If social science is to have a role in weather forecasting, and I think it should, then what might it look like?  Does it make sense to have a token social scientist in every forecast office?  I think that makes little sense.  What about a Social Science Center, comparable to the Storm Prediction Center?  I think the NWS will have heartburn in setting up something like this.  What do they know about the skills needed to make it be effective?  How would they know to pick the right people and what resources to provide for them?  I think the best path for integrating social science into weather forecasting is for the NWS to have a budget that includes the funding specifically designated to support ad hoc collaborative efforts with social scientists, who would stay with their own institutions but form working partnerships with meteorologists  to answer specific questions.  This gives the most flexibility and avoids the creation of isolated "lone wolves" or some bureaucratic agency that would be a stranger in the strange land of weather forecasting.

Further, the NWS needs to understand this effort is not some sort of one-time project.  It must be a continuous process, because the social, cultural, technological, and meteorological landscapes are constantly changing.  We shouldn't have to wait decades for it to become painfully clear the system needs to evolve in the face of change.  However, it will take some time to gather data about what works and what doesn't work with the current system, and even more time to develop and test proposed changes.  Finally, before implementing anything, there should be an extensive public education campaign to help users understand the forthcoming changes.  Let's not make the same mistake we made when probability of precipitation (PoP) was implemented in the mid-1960s.  We're still paying the price in credibility for that one!

If this is done right, it will be a boon to weather forecasting and our whole society will reap the benefits.  Please, let's not screw it up this time!


Gilbert said...


The good news is that the massive change in how people receive weather alerts and information Is for the better.

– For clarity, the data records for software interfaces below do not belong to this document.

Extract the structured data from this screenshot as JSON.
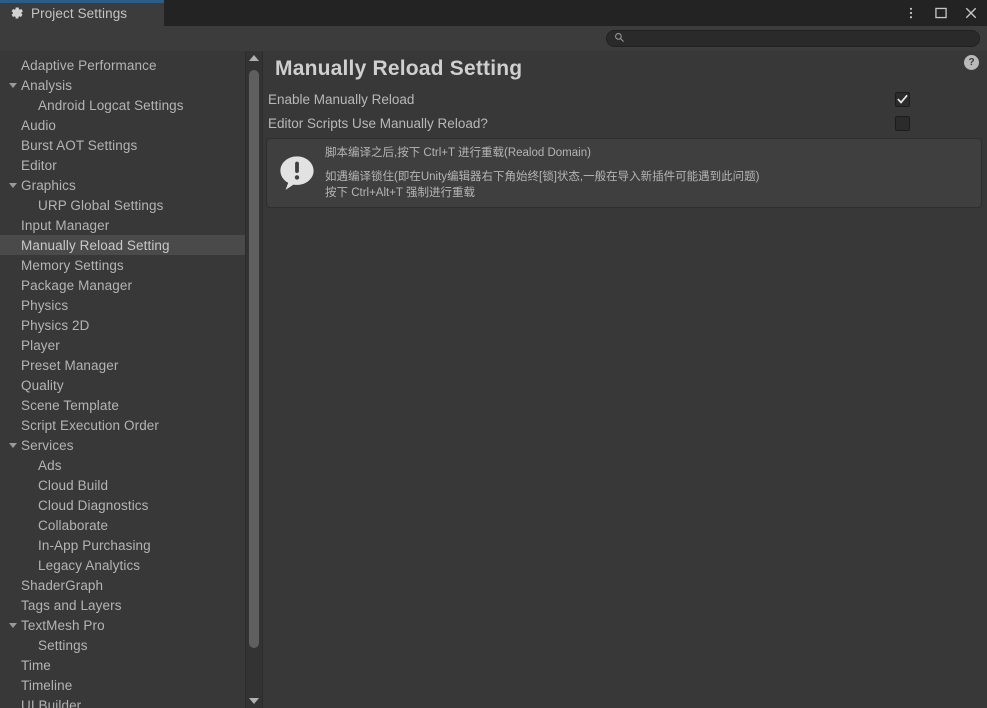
{
  "window": {
    "tab_label": "Project Settings",
    "tab_icon": "gear-icon",
    "controls": [
      {
        "name": "more-options-icon",
        "glyph": "kebab-menu"
      },
      {
        "name": "maximize-icon",
        "glyph": "square"
      },
      {
        "name": "close-icon",
        "glyph": "x"
      }
    ]
  },
  "search": {
    "value": "",
    "placeholder": "",
    "icon": "search-icon"
  },
  "sidebar": {
    "items": [
      {
        "label": "Adaptive Performance",
        "indent": 0,
        "expandable": false,
        "selected": false
      },
      {
        "label": "Analysis",
        "indent": 0,
        "expandable": true,
        "selected": false
      },
      {
        "label": "Android Logcat Settings",
        "indent": 1,
        "expandable": false,
        "selected": false
      },
      {
        "label": "Audio",
        "indent": 0,
        "expandable": false,
        "selected": false
      },
      {
        "label": "Burst AOT Settings",
        "indent": 0,
        "expandable": false,
        "selected": false
      },
      {
        "label": "Editor",
        "indent": 0,
        "expandable": false,
        "selected": false
      },
      {
        "label": "Graphics",
        "indent": 0,
        "expandable": true,
        "selected": false
      },
      {
        "label": "URP Global Settings",
        "indent": 1,
        "expandable": false,
        "selected": false
      },
      {
        "label": "Input Manager",
        "indent": 0,
        "expandable": false,
        "selected": false
      },
      {
        "label": "Manually Reload Setting",
        "indent": 0,
        "expandable": false,
        "selected": true
      },
      {
        "label": "Memory Settings",
        "indent": 0,
        "expandable": false,
        "selected": false
      },
      {
        "label": "Package Manager",
        "indent": 0,
        "expandable": false,
        "selected": false
      },
      {
        "label": "Physics",
        "indent": 0,
        "expandable": false,
        "selected": false
      },
      {
        "label": "Physics 2D",
        "indent": 0,
        "expandable": false,
        "selected": false
      },
      {
        "label": "Player",
        "indent": 0,
        "expandable": false,
        "selected": false
      },
      {
        "label": "Preset Manager",
        "indent": 0,
        "expandable": false,
        "selected": false
      },
      {
        "label": "Quality",
        "indent": 0,
        "expandable": false,
        "selected": false
      },
      {
        "label": "Scene Template",
        "indent": 0,
        "expandable": false,
        "selected": false
      },
      {
        "label": "Script Execution Order",
        "indent": 0,
        "expandable": false,
        "selected": false
      },
      {
        "label": "Services",
        "indent": 0,
        "expandable": true,
        "selected": false
      },
      {
        "label": "Ads",
        "indent": 1,
        "expandable": false,
        "selected": false
      },
      {
        "label": "Cloud Build",
        "indent": 1,
        "expandable": false,
        "selected": false
      },
      {
        "label": "Cloud Diagnostics",
        "indent": 1,
        "expandable": false,
        "selected": false
      },
      {
        "label": "Collaborate",
        "indent": 1,
        "expandable": false,
        "selected": false
      },
      {
        "label": "In-App Purchasing",
        "indent": 1,
        "expandable": false,
        "selected": false
      },
      {
        "label": "Legacy Analytics",
        "indent": 1,
        "expandable": false,
        "selected": false
      },
      {
        "label": "ShaderGraph",
        "indent": 0,
        "expandable": false,
        "selected": false
      },
      {
        "label": "Tags and Layers",
        "indent": 0,
        "expandable": false,
        "selected": false
      },
      {
        "label": "TextMesh Pro",
        "indent": 0,
        "expandable": true,
        "selected": false
      },
      {
        "label": "Settings",
        "indent": 1,
        "expandable": false,
        "selected": false
      },
      {
        "label": "Time",
        "indent": 0,
        "expandable": false,
        "selected": false
      },
      {
        "label": "Timeline",
        "indent": 0,
        "expandable": false,
        "selected": false
      },
      {
        "label": "UI Builder",
        "indent": 0,
        "expandable": false,
        "selected": false
      }
    ],
    "scrollbar": {
      "up_arrow": "arrow-up-icon",
      "down_arrow": "arrow-down-icon"
    }
  },
  "main": {
    "title": "Manually Reload Setting",
    "help_glyph": "?",
    "settings": [
      {
        "label": "Enable Manually Reload",
        "checked": true
      },
      {
        "label": "Editor Scripts Use Manually Reload?",
        "checked": false
      }
    ],
    "info": {
      "icon": "info-exclamation-icon",
      "line1": "脚本编译之后,按下 Ctrl+T 进行重载(Realod Domain)",
      "line2": "如遇编译锁住(即在Unity编辑器右下角始终[锁]状态,一般在导入新插件可能遇到此问题)",
      "line3": "按下 Ctrl+Alt+T 强制进行重载"
    }
  },
  "colors": {
    "accent": "#2c5d87",
    "panel": "#383838",
    "tabbar": "#232323",
    "selection": "#4a4a4a",
    "text": "#b4b4b4"
  }
}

I was, just a couple of years ago, against sending out alert messages via smartphones as too unreliable and too much stuff sent (waking me up at 2 AM on a Monday morning for an Amber alert was not good). But now the phone companies have got their act together, and I'm really impressed. So now the National Weather Service can get its alerts out via cell phone, it's websites, NOAA Weather Radio, and by cable and broadcast television alerts.

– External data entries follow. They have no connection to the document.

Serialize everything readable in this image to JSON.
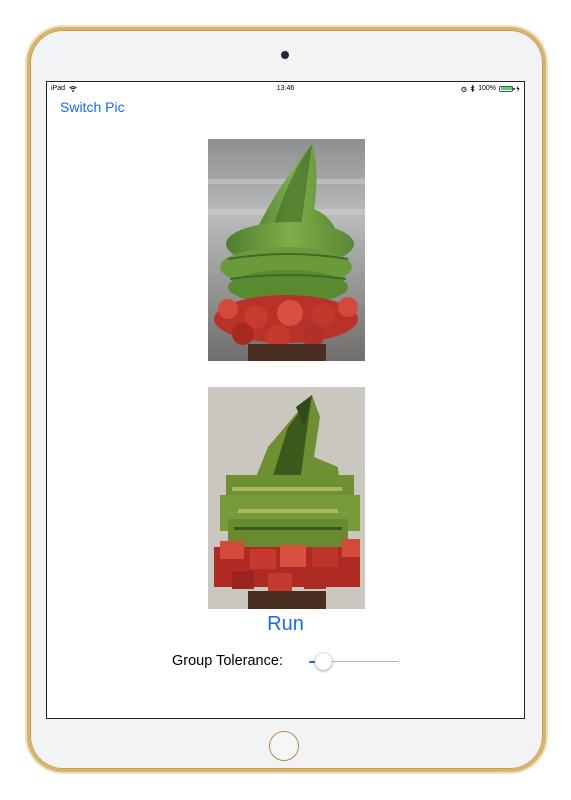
{
  "status_bar": {
    "device": "iPad",
    "time": "13:46",
    "battery_text": "100%",
    "battery_level": 1.0
  },
  "nav": {
    "switch_pic_label": "Switch Pic"
  },
  "images": {
    "original": "matcha soft-serve ice cream photo",
    "grouped": "color-grouped version of the matcha soft-serve photo"
  },
  "actions": {
    "run_label": "Run"
  },
  "tolerance": {
    "label": "Group Tolerance:",
    "value_fraction": 0.08
  },
  "colors": {
    "accent": "#1a66ff",
    "battery": "#4cd964",
    "device_frame": "#d9b36e"
  }
}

I would go so far as to say that the system is NOT broken, and although late to the party, the National Weather Service is finally catching up with the technology (although they are being foolish not to have their own app to send all alerts that people want, IMO!).

Having said that, do you think the recent #HazSimp gathering was a good start, involving the general public, emergency managers, and social scientists? And what questions would you ask social scientists to help the National Weather Service out with?

Gilbert Sebenste

Chuck Doswell said...

Another meeting is not a "start" - we need results, not more talk. I want to know what people know about the existing watch-warning system, in detail. As I said, we can't fix anything if we don't really know what is and what is not working. We need well-constructed survey questions that don't bias the responses. We need participation across a wide spectrum of users ... from EMs to Joe Sixpack.